“For my thoughts are not your thoughts, and your ways are not my ways. For as heaven is higher than earth, so my ways are higher than your ways, and my thoughts than your thoughts.” – Yet, in our prayers we so often ask God to be like us more than for us to be transformed by God. Our worship being more of how well we can dress up God in drag rather than being drawn to the one who feeds me without asking any questions. God’s ways are not my ways, which is good. Knowing that in our prayers we are not asking God to do for us what we can do for us, but to ask him to be who he is and to be the God of the mountains. Of the things that give life to us. To be more than I can be for myself. We are nothing without the Lord.
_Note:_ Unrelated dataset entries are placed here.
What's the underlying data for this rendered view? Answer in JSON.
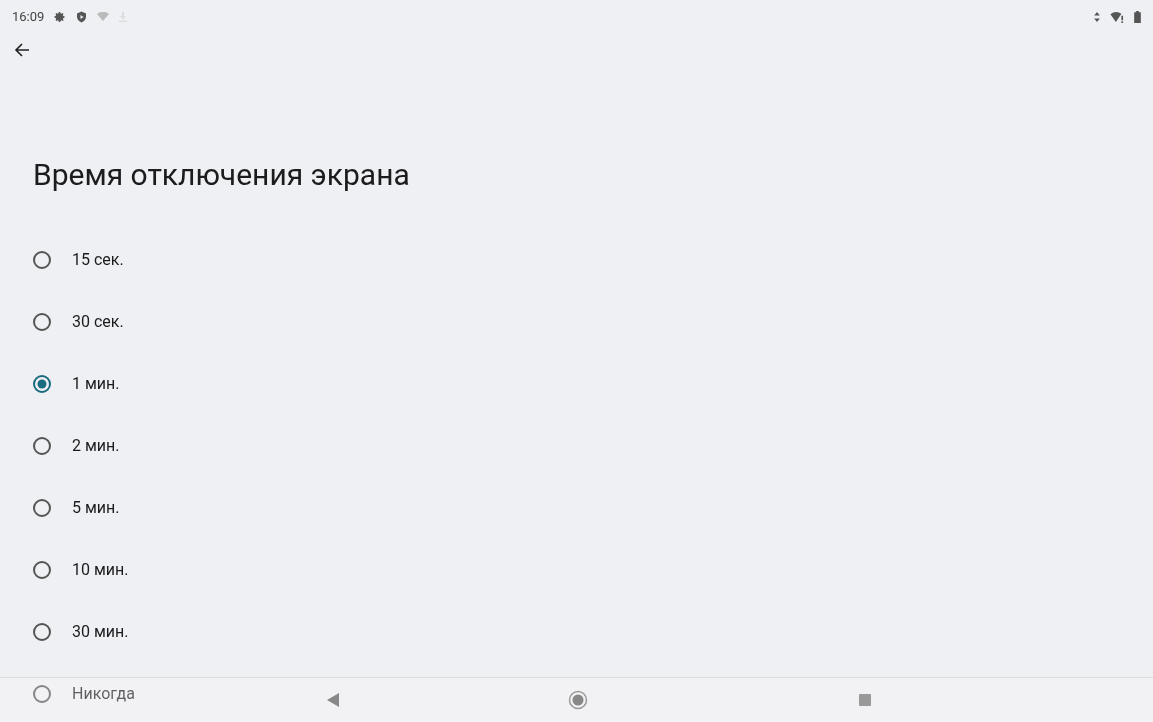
{
  "status_bar": {
    "time": "16:09"
  },
  "title": "Время отключения экрана",
  "options": [
    {
      "label": "15 сек.",
      "selected": false
    },
    {
      "label": "30 сек.",
      "selected": false
    },
    {
      "label": "1 мин.",
      "selected": true
    },
    {
      "label": "2 мин.",
      "selected": false
    },
    {
      "label": "5 мин.",
      "selected": false
    },
    {
      "label": "10 мин.",
      "selected": false
    },
    {
      "label": "30 мин.",
      "selected": false
    },
    {
      "label": "Никогда",
      "selected": false
    }
  ]
}
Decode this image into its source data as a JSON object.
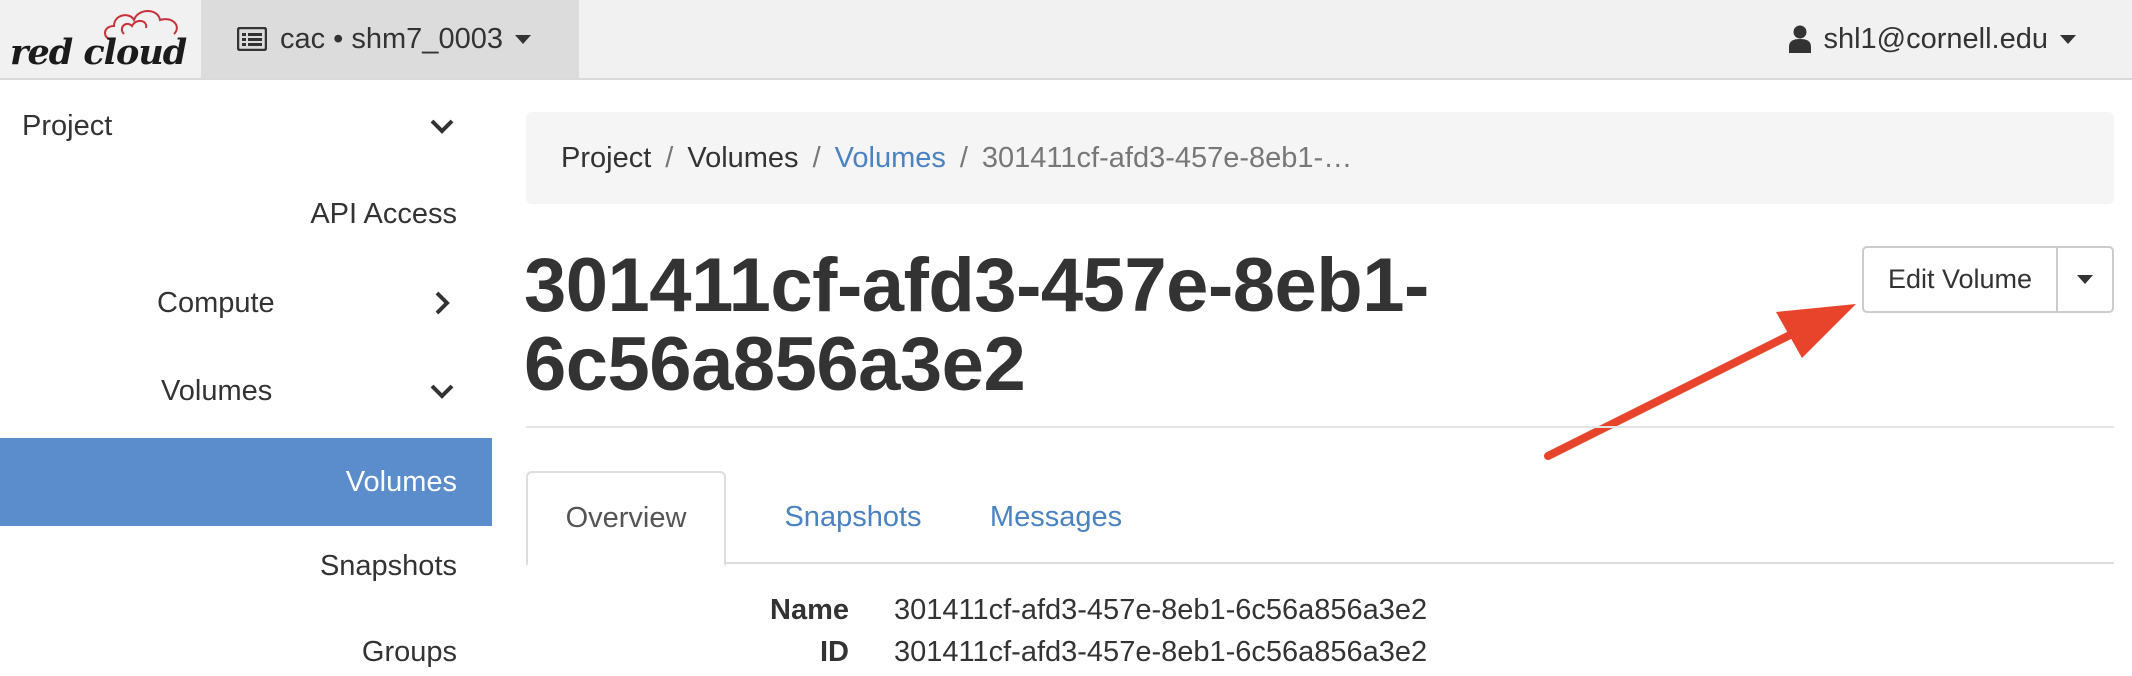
{
  "navbar": {
    "brand_text": "red cloud",
    "project_switcher": "cac • shm7_0003",
    "user": "shl1@cornell.edu"
  },
  "sidebar": {
    "items": [
      {
        "label": "Project",
        "chevron": "chevron-down-icon"
      },
      {
        "label": "API Access"
      },
      {
        "label": "Compute",
        "chevron": "chevron-right-icon"
      },
      {
        "label": "Volumes",
        "chevron": "chevron-down-icon"
      },
      {
        "label": "Volumes",
        "active": true
      },
      {
        "label": "Snapshots"
      },
      {
        "label": "Groups"
      }
    ],
    "active_color": "#5b8ccb"
  },
  "breadcrumb": {
    "items": [
      "Project",
      "Volumes",
      "Volumes",
      "301411cf-afd3-457e-8eb1-…"
    ],
    "separator": "/"
  },
  "page": {
    "title_line1": "301411cf-afd3-457e-8eb1-",
    "title_line2": "6c56a856a3e2"
  },
  "actions": {
    "edit_volume": "Edit Volume"
  },
  "tabs": [
    "Overview",
    "Snapshots",
    "Messages"
  ],
  "details": [
    {
      "label": "Name",
      "value": "301411cf-afd3-457e-8eb1-6c56a856a3e2"
    },
    {
      "label": "ID",
      "value": "301411cf-afd3-457e-8eb1-6c56a856a3e2"
    }
  ],
  "annotation": {
    "arrow_color": "#e8432b"
  },
  "link_color": "#4a82c2"
}
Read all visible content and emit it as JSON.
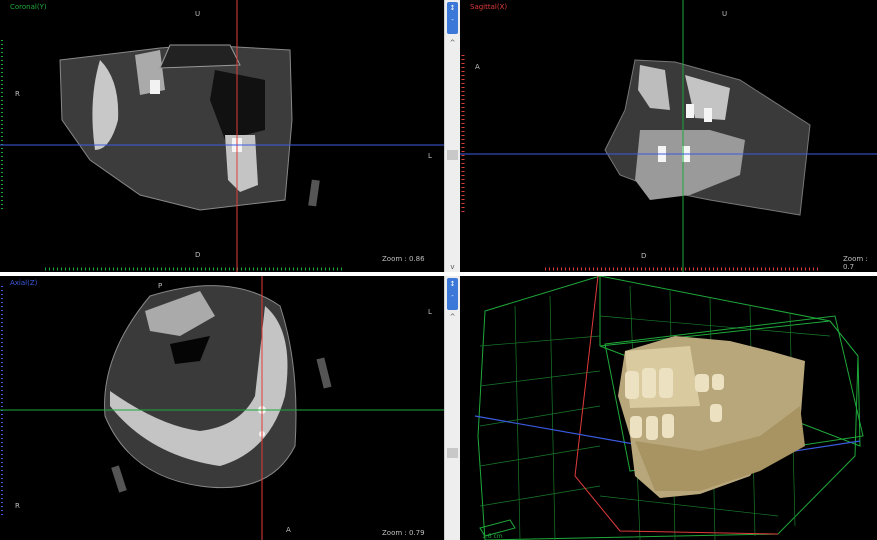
{
  "views": {
    "coronal": {
      "title": "Coronal(Y)",
      "title_color": "#1fa83a",
      "orient_top": "U",
      "orient_bottom": "D",
      "orient_left": "R",
      "orient_right": "L",
      "zoom": "Zoom : 0.86"
    },
    "sagittal": {
      "title": "Sagittal(X)",
      "title_color": "#e03b3b",
      "orient_top": "U",
      "orient_bottom": "D",
      "orient_left": "A",
      "zoom": "Zoom : 0.7"
    },
    "axial": {
      "title": "Axial(Z)",
      "title_color": "#3b5be0",
      "orient_top": "P",
      "orient_bottom": "A",
      "orient_left": "R",
      "orient_right": "L",
      "zoom": "Zoom : 0.79"
    },
    "volume": {
      "scale_label": "1.6 cm"
    }
  },
  "scrollbars": {
    "top_button": "↕",
    "up_arrow": "^",
    "down_arrow": "v",
    "collapse": "-"
  },
  "colors": {
    "coronal_axis": "#1fa83a",
    "sagittal_axis": "#e03b3b",
    "axial_axis": "#3b5be0",
    "bone": "#b8b8b8",
    "teeth_3d": "#d9caa0"
  }
}
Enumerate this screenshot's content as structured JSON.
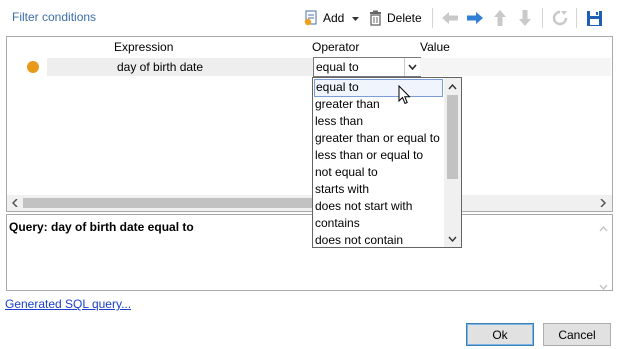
{
  "header": {
    "title": "Filter conditions",
    "add_label": "Add",
    "delete_label": "Delete"
  },
  "grid": {
    "columns": [
      "Expression",
      "Operator",
      "Value"
    ],
    "row": {
      "expression": "day of birth date",
      "operator": "equal to",
      "status_color": "#e89a1c"
    }
  },
  "dropdown": {
    "items": [
      "equal to",
      "greater than",
      "less than",
      "greater than or equal to",
      "less than or equal to",
      "not equal to",
      "starts with",
      "does not start with",
      "contains",
      "does not contain"
    ],
    "selected_index": 0
  },
  "query": {
    "text": "Query: day of birth date equal to"
  },
  "footer": {
    "sql_link": "Generated SQL query...",
    "ok_label": "Ok",
    "cancel_label": "Cancel"
  },
  "colors": {
    "accent": "#3a6ea8",
    "link": "#1a3fcf",
    "arrow_blue": "#2f7fd6",
    "save_blue": "#1e5fb5"
  }
}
“For just as rain and snow fall from heaven and do not return there without saturating the earth and making it germinate and sprout, and providing seed to sow and food to eat, so my word that comes from my mouth will not return to me empty…” – If our minds are wrapped around the desire for only what I want, how do you think things would go between us and God? What if God has something to tell me that means I must be rebuked, I must lament, I must be called out for my sin, my error, my unbelief? Imagine if we are not opened to the simplest of things like snow in the mountains leading to fish in the ocean, how then will our faith and souls be touched by the Word of God doing the same thing in us? If all of life is attached to commodities we can purchase or sell, the Word will lose its power. God’s Word not being God’s anymore. Not being a Word that works in us to transform us. Losing the Law that crushes us to speak to us of sin, causing repentance, and a Gospel that leads us to faith and life in Jesus. Where if our lives and hearts are ones that do not see our temporal lives as gifts from God, will we dare to try to deny the Lord the work of his Word which he says, “it will accomplish what I please and will prosper in what I send it to do.” In so doing, we are denying God the supremacy of being the One who not only convicts us of our human sinfulness, but then sends us that Word again in the form of forgiveness to forgive that sin outright.
In our text from John 16, Christ brings us to that place here of trust in prayer. Trust in asking. Trust in begging of God the things God gives. He adds to our asking that it should be done, not in selfishness, but in his name. An asking brought not by our demanding of the vending machine God, but an asking that is in accordance to his will. In accordance to lives transformed by the Spirit that sees in this world nothing but a God who gifts life and breath. Who causes snow in the mountains of Japan so that you might have that tuna sandwich tomorrow. Streams of life flowing through the valleys of the world to showcase to our western enlightened first world lives that we have a good God who gives to us. Who always is giving. That when the gift overshadows our mere human expectations, that is where we can finally see the Lord working. In things more than our minds can handle. Because it is in his name that the goodness of Jesus comes. The Jesus who is the very word God uses to create. Creating the mountains and snow, but also life out of death. Saints out of sinners. The redeemed out of the captive. The good news being tied to the forgiveness of sin and the daily mercies from God’s hands given to you. Thanks be to God. Amen.